§ **What needs to be done**:
I need the entries printed again word for word, without the images.

§ **Given entries**:
>>

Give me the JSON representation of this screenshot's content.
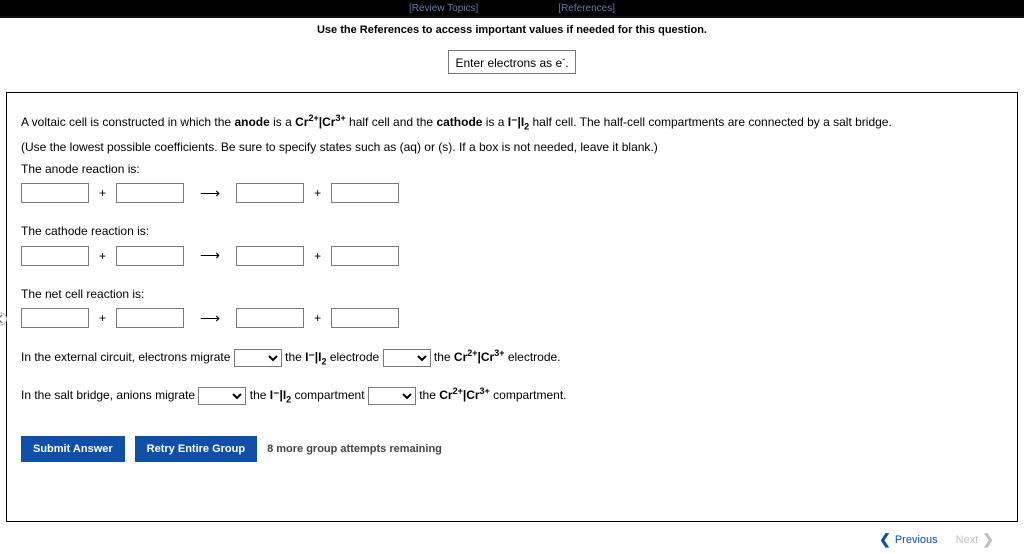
{
  "topbar": {
    "review_topics": "[Review Topics]",
    "references": "[References]"
  },
  "instruction": "Use the References to access important values if needed for this question.",
  "hint": {
    "prefix": "Enter electrons as e",
    "suffix": "."
  },
  "problem": {
    "p1_a": "A voltaic cell is constructed in which the ",
    "p1_anode": "anode",
    "p1_b": " is a ",
    "p1_c": " half cell and the ",
    "p1_cathode": "cathode",
    "p1_d": " is a ",
    "p1_e": " half cell. The half-cell compartments are connected by a salt bridge.",
    "p2": "(Use the lowest possible coefficients. Be sure to specify states such as (aq) or (s). If a box is not needed, leave it blank.)"
  },
  "sections": {
    "anode_label": "The anode reaction is:",
    "cathode_label": "The cathode reaction is:",
    "net_label": "The net cell reaction is:"
  },
  "migrate": {
    "q1_a": "In the external circuit, electrons migrate ",
    "q1_b": " the ",
    "q1_c": " electrode ",
    "q1_d": " the ",
    "q1_e": " electrode.",
    "q2_a": "In the salt bridge, anions migrate ",
    "q2_b": " the ",
    "q2_c": " compartment ",
    "q2_d": " the ",
    "q2_e": " compartment."
  },
  "cell_labels": {
    "i_i2_html": "I⁻|I",
    "cr_html": "Cr"
  },
  "buttons": {
    "submit": "Submit Answer",
    "retry": "Retry Entire Group"
  },
  "attempts": "8 more group attempts remaining",
  "nav": {
    "previous": "Previous",
    "next": "Next"
  }
}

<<

§ **Answer to this problem**:
Give me the JSON representation of this screenshot's content.
{
  "topbar": {
    "review_topics": "[Review Topics]",
    "references": "[References]"
  },
  "instruction": "Use the References to access important values if needed for this question.",
  "hint": {
    "prefix": "Enter electrons as e",
    "suffix": "."
  },
  "problem": {
    "p1_a": "A voltaic cell is constructed in which the ",
    "p1_anode": "anode",
    "p1_b": " is a ",
    "p1_c": " half cell and the ",
    "p1_cathode": "cathode",
    "p1_d": " is a ",
    "p1_e": " half cell. The half-cell compartments are connected by a salt bridge.",
    "p2": "(Use the lowest possible coefficients. Be sure to specify states such as (aq) or (s). If a box is not needed, leave it blank.)"
  },
  "sections": {
    "anode_label": "The anode reaction is:",
    "cathode_label": "The cathode reaction is:",
    "net_label": "The net cell reaction is:"
  },
  "migrate": {
    "q1_a": "In the external circuit, electrons migrate ",
    "q1_b": " the ",
    "q1_c": " electrode ",
    "q1_d": " the ",
    "q1_e": " electrode.",
    "q2_a": "In the salt bridge, anions migrate ",
    "q2_b": " the ",
    "q2_c": " compartment ",
    "q2_d": " the ",
    "q2_e": " compartment."
  },
  "cell_labels": {
    "i_i2_html": "I⁻|I",
    "cr_html": "Cr"
  },
  "buttons": {
    "submit": "Submit Answer",
    "retry": "Retry Entire Group"
  },
  "attempts": "8 more group attempts remaining",
  "nav": {
    "previous": "Previous",
    "next": "Next"
  }
}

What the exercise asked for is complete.